We share our favorite education-themed reads (both nonfiction and fiction!) Stock up now for some winter break reading! With winter break on the horizon, I am beginning to go through the mountain of books that I keep neatly stacked by my bed. With so many titles waiting to be read, it’s time to decDec 01, 2015
We share our favorite education-themed reads (both nonfiction and fiction!) Stock up now for some winter break reading!
With winter break on the horizon, I am beginning to go through the mountain of books that I keep neatly stacked by my bed. With so many titles waiting to be read, it’s time to decide which nvarchar(max)s will be slotted in this break. Balance is key, so I strive to strike a happy medium between fiction and non-fiction each break.
Anything by Jon Gordon—He’s quickly becoming one of my preferred authors. My two favorite books are The Energy Bus and The No Complaining Rule. Each showcases a fictional story about a character that is caught up in the negative aspects of life. Gordon finds ways to conjure up positivity amidst unfortunate circumstances. Whether you read one alone or as a book study, Gordon makes the reading light and simple.
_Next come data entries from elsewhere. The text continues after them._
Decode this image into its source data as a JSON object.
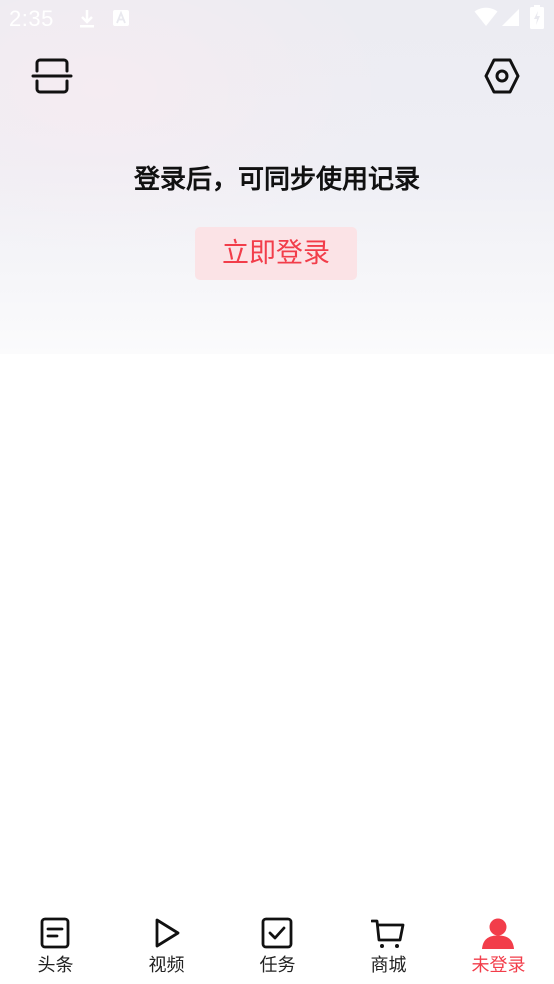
{
  "status_bar": {
    "time": "2:35",
    "icons": [
      "download-icon",
      "a-notification-icon",
      "wifi-icon",
      "cellular-signal-icon",
      "battery-icon"
    ]
  },
  "header": {
    "scan_icon": "scan-icon",
    "settings_icon": "settings-icon"
  },
  "login": {
    "prompt": "登录后，可同步使用记录",
    "button_label": "立即登录"
  },
  "bottom_nav": {
    "items": [
      {
        "label": "头条",
        "icon": "news-icon"
      },
      {
        "label": "视频",
        "icon": "video-play-icon"
      },
      {
        "label": "任务",
        "icon": "task-check-icon"
      },
      {
        "label": "商城",
        "icon": "shopping-cart-icon"
      },
      {
        "label": "未登录",
        "icon": "user-icon",
        "active": true
      }
    ]
  },
  "colors": {
    "accent": "#f23d4a",
    "login_button_bg": "#fbe3e6",
    "text_primary": "#111111",
    "nav_text": "#222222"
  }
}
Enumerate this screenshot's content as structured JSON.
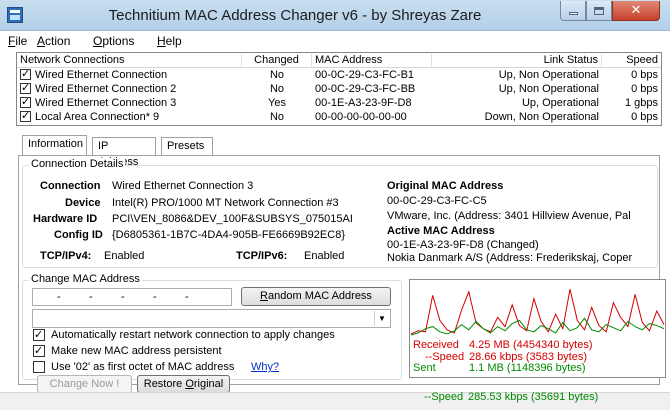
{
  "window": {
    "title": "Technitium MAC Address Changer v6 - by Shreyas Zare",
    "close_glyph": "✕"
  },
  "menu": [
    {
      "label": "File",
      "accel": "F",
      "rest": "ile"
    },
    {
      "label": "Action",
      "accel": "A",
      "rest": "ction"
    },
    {
      "label": "Options",
      "accel": "O",
      "rest": "ptions"
    },
    {
      "label": "Help",
      "accel": "H",
      "rest": "elp"
    }
  ],
  "connections": {
    "headers": [
      "Network Connections",
      "Changed",
      "MAC Address",
      "Link Status",
      "Speed"
    ],
    "rows": [
      {
        "name": "Wired Ethernet Connection",
        "checked": true,
        "changed": "No",
        "mac": "00-0C-29-C3-FC-B1",
        "status": "Up, Non Operational",
        "speed": "0 bps"
      },
      {
        "name": "Wired Ethernet Connection 2",
        "checked": true,
        "changed": "No",
        "mac": "00-0C-29-C3-FC-BB",
        "status": "Up, Non Operational",
        "speed": "0 bps"
      },
      {
        "name": "Wired Ethernet Connection 3",
        "checked": true,
        "changed": "Yes",
        "mac": "00-1E-A3-23-9F-D8",
        "status": "Up, Operational",
        "speed": "1 gbps"
      },
      {
        "name": "Local Area Connection* 9",
        "checked": true,
        "changed": "No",
        "mac": "00-00-00-00-00-00",
        "status": "Down, Non Operational",
        "speed": "0 bps"
      }
    ]
  },
  "tabs": [
    {
      "label": "Information",
      "active": true
    },
    {
      "label": "IP Address",
      "active": false
    },
    {
      "label": "Presets",
      "active": false
    }
  ],
  "details": {
    "group_title": "Connection Details",
    "connection_label": "Connection",
    "connection_value": "Wired Ethernet Connection 3",
    "device_label": "Device",
    "device_value": "Intel(R) PRO/1000 MT Network Connection #3",
    "hardware_label": "Hardware ID",
    "hardware_value": "PCI\\VEN_8086&DEV_100F&SUBSYS_075015AI",
    "config_label": "Config ID",
    "config_value": "{D6805361-1B7C-4DA4-905B-FE6669B92EC8}",
    "tcp4_label": "TCP/IPv4:",
    "tcp4_value": "Enabled",
    "tcp6_label": "TCP/IPv6:",
    "tcp6_value": "Enabled",
    "orig_mac_title": "Original MAC Address",
    "orig_mac": "00-0C-29-C3-FC-C5",
    "orig_vendor": "VMware, Inc.  (Address: 3401 Hillview Avenue, Pal",
    "active_mac_title": "Active MAC Address",
    "active_mac": "00-1E-A3-23-9F-D8 (Changed)",
    "active_vendor": "Nokia Danmark A/S  (Address: Frederikskaj, Coper"
  },
  "change": {
    "group_title": "Change MAC Address",
    "mac_placeholder": "-",
    "random_accel": "R",
    "random_rest": "andom MAC Address",
    "combo_value": "",
    "combo_arrow": "▼",
    "opt_restart": "Automatically restart network connection to apply changes",
    "opt_restart_checked": true,
    "opt_persist": "Make new MAC address persistent",
    "opt_persist_checked": true,
    "opt_02": "Use '02' as first octet of MAC address",
    "opt_02_checked": false,
    "why_link": "Why?",
    "change_now": "Change Now !",
    "restore_pre": "Restore ",
    "restore_accel": "O",
    "restore_rest": "riginal",
    "check_glyph": "✓"
  },
  "traffic": {
    "received_label": "Received",
    "received_value": "4.25 MB (4454340 bytes)",
    "rx_speed_label": "--Speed",
    "rx_speed_value": "28.66 kbps (3583 bytes)",
    "sent_label": "Sent",
    "sent_value": "1.1 MB (1148396 bytes)",
    "tx_speed_label": "--Speed",
    "tx_speed_value": "285.53 kbps (35691 bytes)",
    "colors": {
      "received": "#d40000",
      "sent": "#008a00"
    },
    "received_series": [
      4,
      10,
      8,
      78,
      30,
      12,
      6,
      50,
      85,
      25,
      14,
      8,
      36,
      18,
      60,
      20,
      10,
      72,
      28,
      8,
      42,
      14,
      90,
      30,
      12,
      55,
      20,
      8,
      64,
      36,
      18,
      80,
      26,
      10,
      48,
      22
    ],
    "sent_series": [
      2,
      6,
      14,
      18,
      8,
      4,
      10,
      22,
      12,
      28,
      14,
      6,
      18,
      10,
      24,
      30,
      12,
      8,
      20,
      14,
      6,
      26,
      10,
      16,
      34,
      12,
      8,
      22,
      16,
      10,
      28,
      18,
      12,
      24,
      20,
      14
    ]
  }
}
When teachers make effective decisions based on their competence and experiences, they build confidence and improve student learning. This book, by Arthur Costa and Robert Garmston, helps teachers build their skills, while also aiding leaders to support educators around them.
Often, despite all odds, companies find ways to get back to what it was that made them great. This book, by Andy Hargreaves, Alan Boyle and Alma Harris, helps identify small changes that can be made to yield great success. Whether it’s a business or school, this nvarchar(max) implies there’s no need to fear change; organizations should embrace transformation.
Pedagogy and Instructional Practice
Clock Watchers, by Stevi Quate and John McDermott, is a how-to guide for motivating and engaging students in meaningful learning. After proving the importance of making time, the authors dive into the six Cs for motivating students. Each chapter goes into detail providing comprehensive examples and suggestions for creating motivational assignments.
The Kid President’s Guide to Being Awesome, by Brad Montague and Robby Novak, provides 100 ways to make the world a better place. Some ideas are easy and silly, and can be as simple as creating a new handshake to get to know a friend a little more.
For those that are looking to escape with a little fiction, Station Eleven, by Emily St. John Mandel, is a must-read. In this novel, the main character takes us through the years that follow a terrible flu, which devastates the world. Through her journeys in a traveling symphony, we are reminded of what becomes important when all is lost.
In this true story, Reading Lolita in Tehran, we learn all about Azar Nafisi, an amazing teacher that went to great lengths to bring Western literature to her female students. This title gives a small glimpse into the daily life in Iran, also revealing the influence that one incredible teacher can have.
What books should primary students read? See the top 100, teacher recommended, books here.
Misha Freeman is a Professional Development Coordinator for the Avondale Elementary school district. She is a National Board certified teacher, and a life long lover of math.